I ended 2021 with a hike at Wood Lake Nature Center. The 150-acre nature preserve is in a suburb just outside of Minneapolis. An outdoor gem nestled in an otherwise populated area. The center hosted a New Year’s Eve hike, illuminated by lanterns that lined a path through the trees and across Wood Lake.
I drove there in holiday traffic on icy roads. I imagined some folks were headed out for a festive meal or to a party. My mind was on a potential owl sighting and an invigorating walk. When I got into my car, the outside temperature was 14 degrees, but by the time I arrived it had dropped to nine. I wasn’t concerned; I was in the mood for some cold, fresh air.
I stepped onto a well-lit path and began my hike. There were a lot of people – families and couples – taking advantage of the unique event. I heard someone who had just finished the loop mention they had heard an owl.
The trail began in the trees, tall hardwoods that creaked in a breeze. When the woods opened, I crossed a bridge and the wind picked up. I found myself on a boardwalk that was hugged on both sides by tall grasses and a snow-covered lake.
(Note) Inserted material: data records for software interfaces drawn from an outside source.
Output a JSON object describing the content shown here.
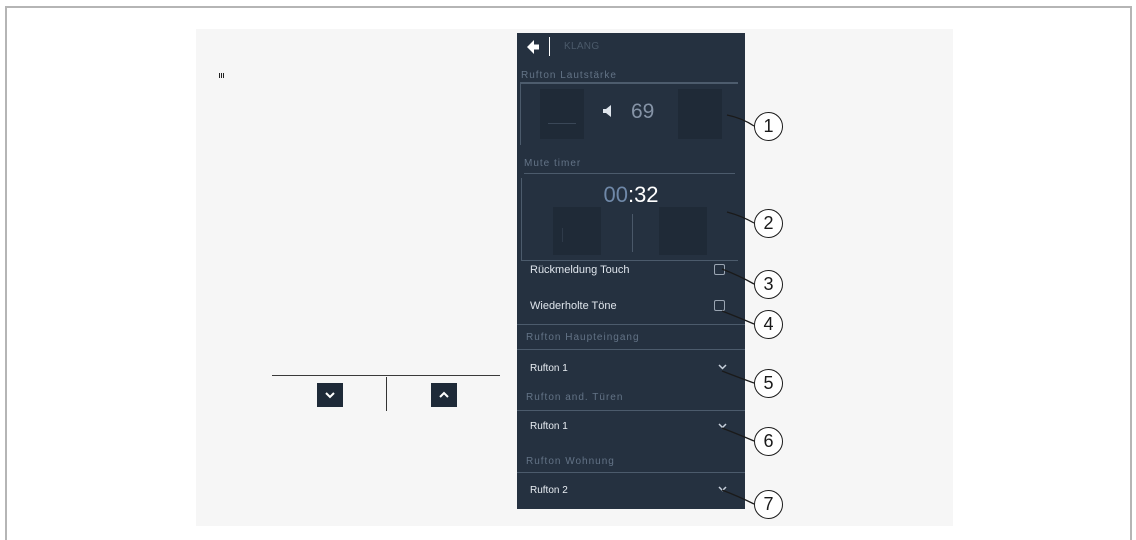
{
  "panel": {
    "title": "KLANG",
    "volume": {
      "label": "Rufton Lautstärke",
      "value": "69"
    },
    "mute_timer": {
      "label": "Mute timer",
      "minutes": "00",
      "separator": ":",
      "seconds": "32"
    },
    "toggles": [
      {
        "label": "Rückmeldung Touch",
        "checked": false
      },
      {
        "label": "Wiederholte Töne",
        "checked": false
      }
    ],
    "dropdowns": [
      {
        "label": "Rufton Haupteingang",
        "value": "Rufton 1"
      },
      {
        "label": "Rufton and. Türen",
        "value": "Rufton 1"
      },
      {
        "label": "Rufton Wohnung",
        "value": "Rufton 2"
      }
    ]
  },
  "callouts": [
    "1",
    "2",
    "3",
    "4",
    "5",
    "6",
    "7"
  ],
  "colors": {
    "panel_bg": "#253140",
    "button_bg": "#1f2a37",
    "timer_minutes": "#6f88a8",
    "muted_text": "#637386"
  }
}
Creak, creak, creak. The trees gave voice to the cold winter night. I peered through the dark at the wetland areas and wondered what life made a home in the area. I made a mental note to return in spring to check it out.
Such a gift, this piece of city-nature. It’s like somebody punched a hole in the buildings and left a void where water pooled and trees grew. I love that about my Minnesota cities: so many green spaces.
About halfway through the hike, there was a bonfire. Merciful heat. My fingers had gotten cold from a brief removal of mittens. I’ve learned that once my hands or feet get cold outside, it is hard to regain heat. I stood by the fire until I was sufficiently warm again.
The second half of the hike was much like the first. Trees. Snow. Wind. In all, I spent half an hour on the trail. There was an additional trail that led across the lake. Lanterns lighting a path across the ice. I decided not to cross the lake; The wind was cold. While I love winter, a brisk breeze is a game-changer for me. I hung out with the trees instead.
Another bonfire was situated at the end of the trail. That and a table offering hot chocolate. The fire did good work of warming me on the outside, the hot drink took care of the inside. While the hike was rather short, I didn’t mind. It was just long enough to feel invigorated but short enough to avoid getting too cold. I enjoyed it immensely.
I didn’t hear an owl, let alone see one. But I did enjoy the crunch of snow beneath boots, the switch of snow pants, creaking trees, and the friendly chatter of people enjoying the illuminated path on the eve of a new year. While I don’t know what 2022 will bring, I hope it is full of opportunity. Critter sightings. Woodland adventures. More nature hikes. I’m looking forward to more green spaces in the city (or, white, depending upon the season). I’m hoping to go north a lot, as well. Dense woods. Lakes. Wetlands. Life.
Welcome to another year of enjoying nature!